• [Task instructions]:
Each line that holds the string "title" counts once. Say how many such lines the entries have, giving the number only.

━━━ Records for processing ━━━

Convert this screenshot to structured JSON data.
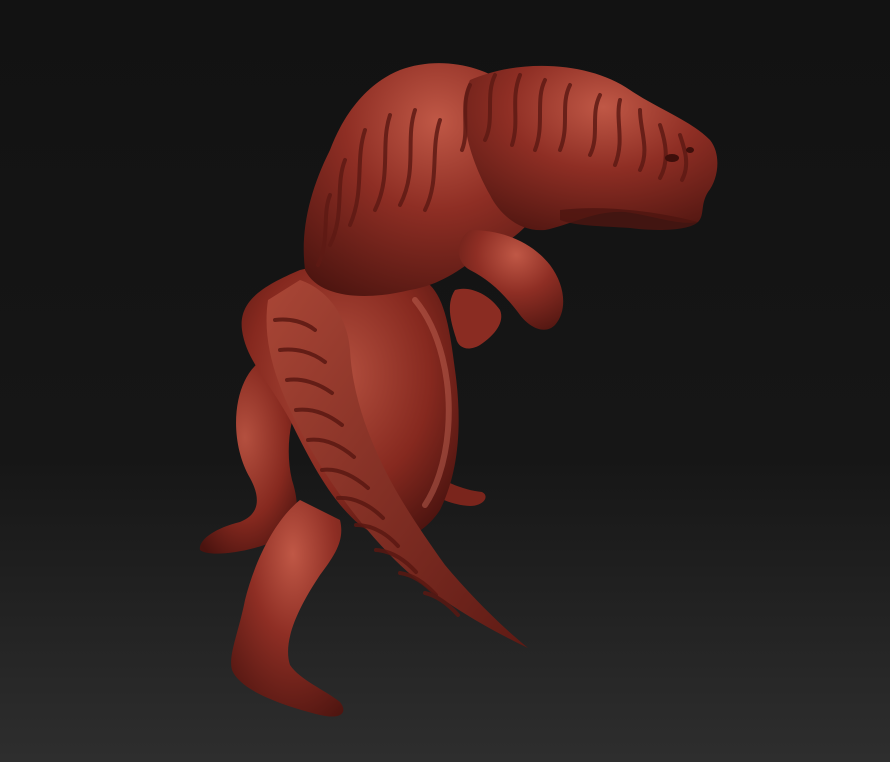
{
  "scene": {
    "subject_icon": "sculpted-creature-icon",
    "colors": {
      "background_top": "#121212",
      "background_bottom": "#2c2c2c",
      "material_base": "#8a2c22",
      "material_light": "#c25a48",
      "material_shadow": "#4a130f",
      "stripe_color": "#6a1e17"
    }
  }
}
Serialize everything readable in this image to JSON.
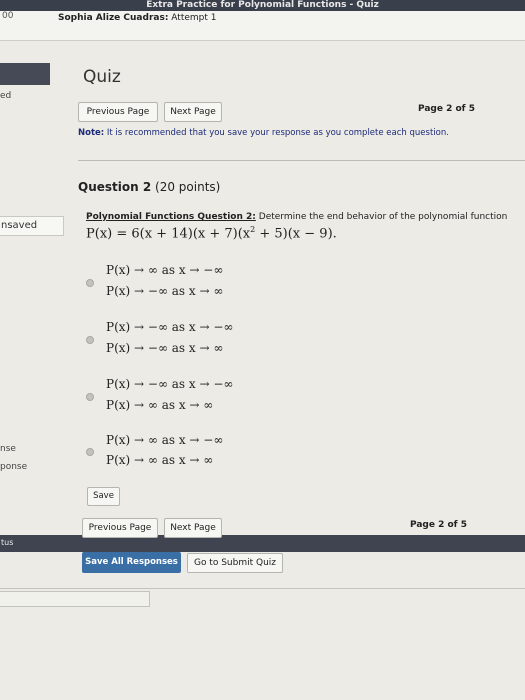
{
  "window": {
    "title": "Extra Practice for Polynomial Functions - Quiz"
  },
  "header": {
    "left_number": "00",
    "user_name": "Sophia Alize Cuadras:",
    "attempt": "Attempt 1"
  },
  "sidebar": {
    "fragment_1": "ed",
    "unsaved": "nsaved",
    "response_1": "nse",
    "response_2": "ponse",
    "status": "tus"
  },
  "quiz": {
    "title": "Quiz",
    "nav_top": {
      "previous": "Previous Page",
      "next": "Next Page",
      "page_indicator": "Page 2 of 5"
    },
    "note": {
      "label": "Note:",
      "text": "It is recommended that you save your response as you complete each question."
    },
    "question": {
      "number_label": "Question 2",
      "points": "(20 points)",
      "heading": "Polynomial Functions Question 2:",
      "prompt": "Determine the end behavior of the polynomial function",
      "formula_main": "P(x) = 6(x + 14)(x + 7)(x",
      "formula_exp": "2",
      "formula_tail": " + 5)(x − 9)."
    },
    "options": [
      {
        "line1": "P(x) → ∞ as x → −∞",
        "line2": "P(x) → −∞ as x → ∞"
      },
      {
        "line1": "P(x) → −∞ as x → −∞",
        "line2": "P(x) → −∞ as x → ∞"
      },
      {
        "line1": "P(x) → −∞ as x → −∞",
        "line2": "P(x) → ∞ as x → ∞"
      },
      {
        "line1": "P(x) → ∞ as x → −∞",
        "line2": "P(x) → ∞ as x → ∞"
      }
    ],
    "save_label": "Save",
    "nav_bottom": {
      "previous": "Previous Page",
      "next": "Next Page",
      "page_indicator": "Page 2 of 5"
    },
    "save_all_label": "Save All Responses",
    "submit_label": "Go to Submit Quiz"
  }
}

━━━

• [Response]:
2